Segment Start: Dataset records
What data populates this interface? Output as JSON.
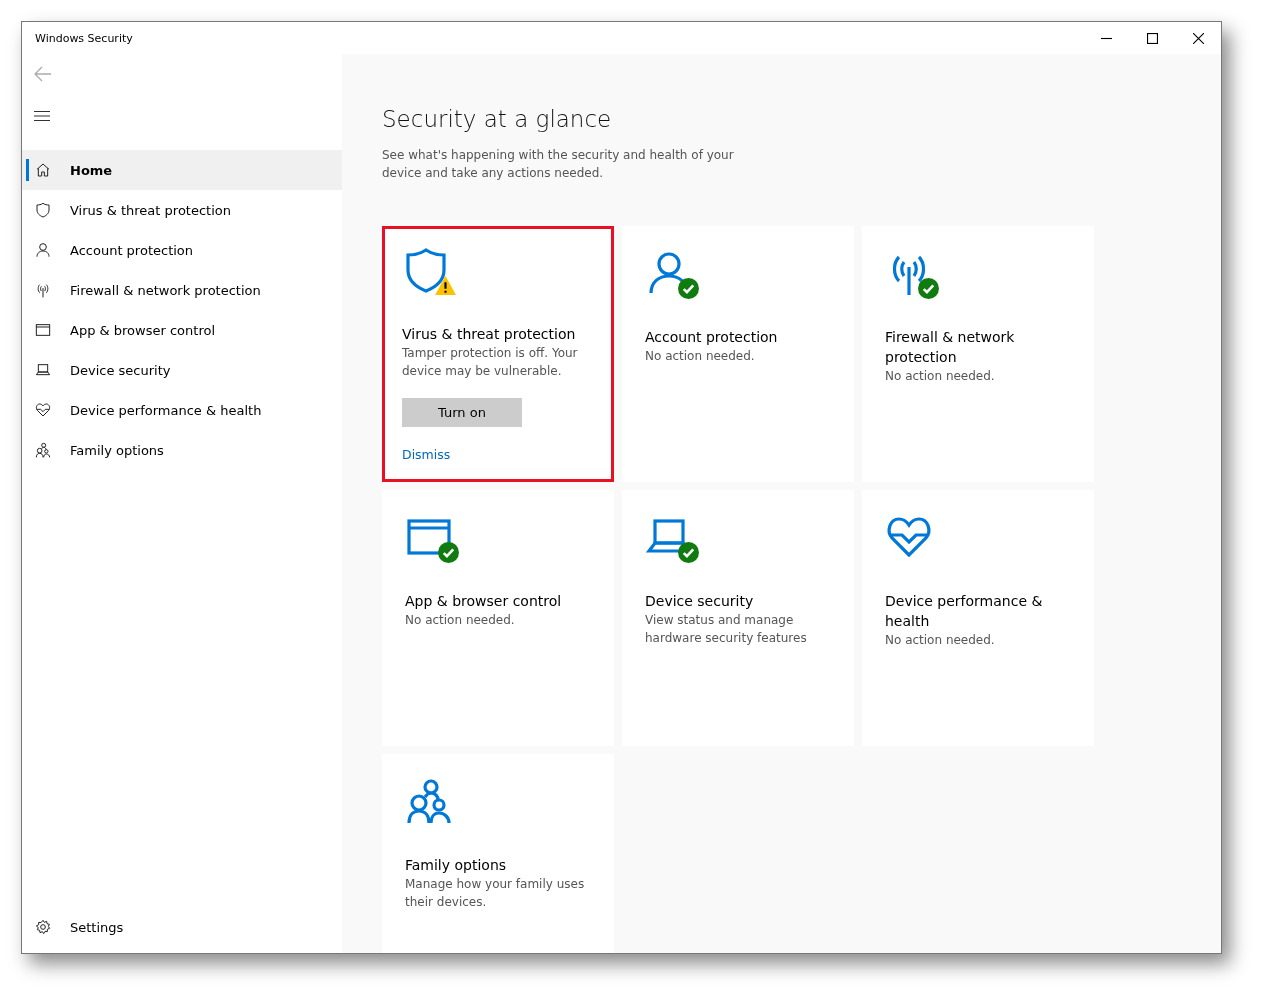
{
  "window": {
    "title": "Windows Security"
  },
  "sidebar": {
    "items": [
      {
        "kind": "home",
        "label": "Home",
        "selected": true
      },
      {
        "kind": "shield",
        "label": "Virus & threat protection",
        "selected": false
      },
      {
        "kind": "person",
        "label": "Account protection",
        "selected": false
      },
      {
        "kind": "antenna",
        "label": "Firewall & network protection",
        "selected": false
      },
      {
        "kind": "window",
        "label": "App & browser control",
        "selected": false
      },
      {
        "kind": "laptop",
        "label": "Device security",
        "selected": false
      },
      {
        "kind": "heart",
        "label": "Device performance & health",
        "selected": false
      },
      {
        "kind": "family",
        "label": "Family options",
        "selected": false
      }
    ],
    "settings": {
      "kind": "gear",
      "label": "Settings",
      "selected": false
    }
  },
  "main": {
    "heading": "Security at a glance",
    "subtitle": "See what's happening with the security and health of your device and take any actions needed.",
    "cards": [
      {
        "kind": "shield",
        "warning": true,
        "verified": false,
        "highlighted": true,
        "title": "Virus & threat protection",
        "description": "Tamper protection is off. Your device may be vulnerable.",
        "button": "Turn on",
        "link": "Dismiss"
      },
      {
        "kind": "person",
        "warning": false,
        "verified": true,
        "highlighted": false,
        "title": "Account protection",
        "description": "No action needed."
      },
      {
        "kind": "antenna",
        "warning": false,
        "verified": true,
        "highlighted": false,
        "title": "Firewall & network protection",
        "description": "No action needed."
      },
      {
        "kind": "window",
        "warning": false,
        "verified": true,
        "highlighted": false,
        "title": "App & browser control",
        "description": "No action needed."
      },
      {
        "kind": "laptop",
        "warning": false,
        "verified": true,
        "highlighted": false,
        "title": "Device security",
        "description": "View status and manage hardware security features"
      },
      {
        "kind": "heart",
        "warning": false,
        "verified": false,
        "highlighted": false,
        "title": "Device performance & health",
        "description": "No action needed."
      },
      {
        "kind": "family",
        "warning": false,
        "verified": false,
        "highlighted": false,
        "title": "Family options",
        "description": "Manage how your family uses their devices."
      }
    ]
  }
}
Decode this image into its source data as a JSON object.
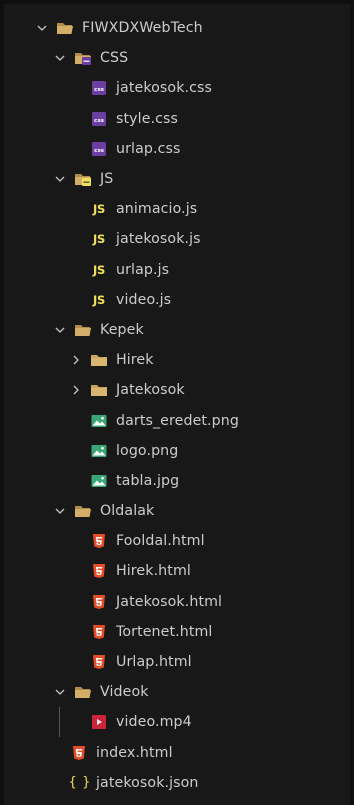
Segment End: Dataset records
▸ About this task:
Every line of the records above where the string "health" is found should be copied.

▸ Result of this exercise:
        "label": "Device performance & health",
    "subtitle": "See what's happening with the security and health of your device and take any actions needed.",
        "title": "Device performance & health",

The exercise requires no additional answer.